Component data from apps and pages:
□ □ □

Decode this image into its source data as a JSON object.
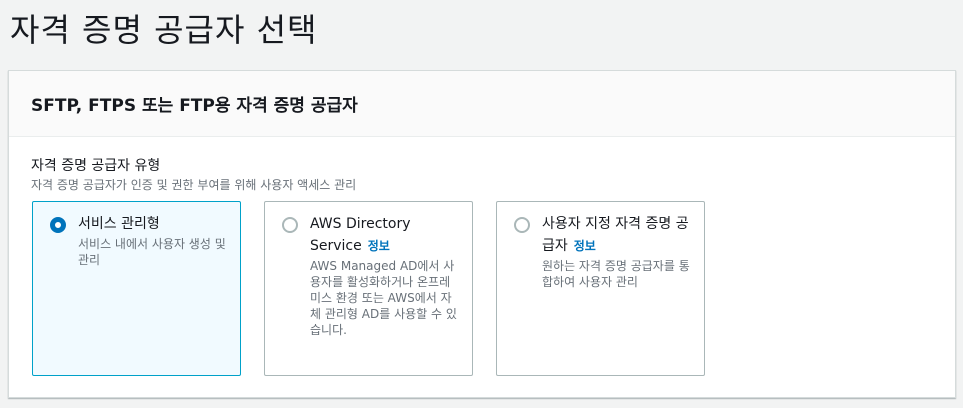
{
  "page": {
    "title": "자격 증명 공급자 선택"
  },
  "panel": {
    "title": "SFTP, FTPS 또는 FTP용 자격 증명 공급자",
    "field": {
      "label": "자격 증명 공급자 유형",
      "description": "자격 증명 공급자가 인증 및 권한 부여를 위해 사용자 액세스 관리"
    },
    "options": [
      {
        "title": "서비스 관리형",
        "description": "서비스 내에서 사용자 생성 및 관리",
        "selected": true
      },
      {
        "title": "AWS Directory Service",
        "info": "정보",
        "description": "AWS Managed AD에서 사용자를 활성화하거나 온프레미스 환경 또는 AWS에서 자체 관리형 AD를 사용할 수 있습니다.",
        "selected": false
      },
      {
        "title": "사용자 지정 자격 증명 공급자",
        "info": "정보",
        "description": "원하는 자격 증명 공급자를 통합하여 사용자 관리",
        "selected": false
      }
    ]
  },
  "colors": {
    "accent": "#0073bb",
    "selected_border": "#00a1c9",
    "selected_bg": "#f1faff"
  }
}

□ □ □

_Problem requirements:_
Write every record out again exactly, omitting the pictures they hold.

_Expected answer:_
Decode this image into its source data as a JSON object.
{
  "page": {
    "title": "자격 증명 공급자 선택"
  },
  "panel": {
    "title": "SFTP, FTPS 또는 FTP용 자격 증명 공급자",
    "field": {
      "label": "자격 증명 공급자 유형",
      "description": "자격 증명 공급자가 인증 및 권한 부여를 위해 사용자 액세스 관리"
    },
    "options": [
      {
        "title": "서비스 관리형",
        "description": "서비스 내에서 사용자 생성 및 관리",
        "selected": true
      },
      {
        "title": "AWS Directory Service",
        "info": "정보",
        "description": "AWS Managed AD에서 사용자를 활성화하거나 온프레미스 환경 또는 AWS에서 자체 관리형 AD를 사용할 수 있습니다.",
        "selected": false
      },
      {
        "title": "사용자 지정 자격 증명 공급자",
        "info": "정보",
        "description": "원하는 자격 증명 공급자를 통합하여 사용자 관리",
        "selected": false
      }
    ]
  },
  "colors": {
    "accent": "#0073bb",
    "selected_border": "#00a1c9",
    "selected_bg": "#f1faff"
  }
}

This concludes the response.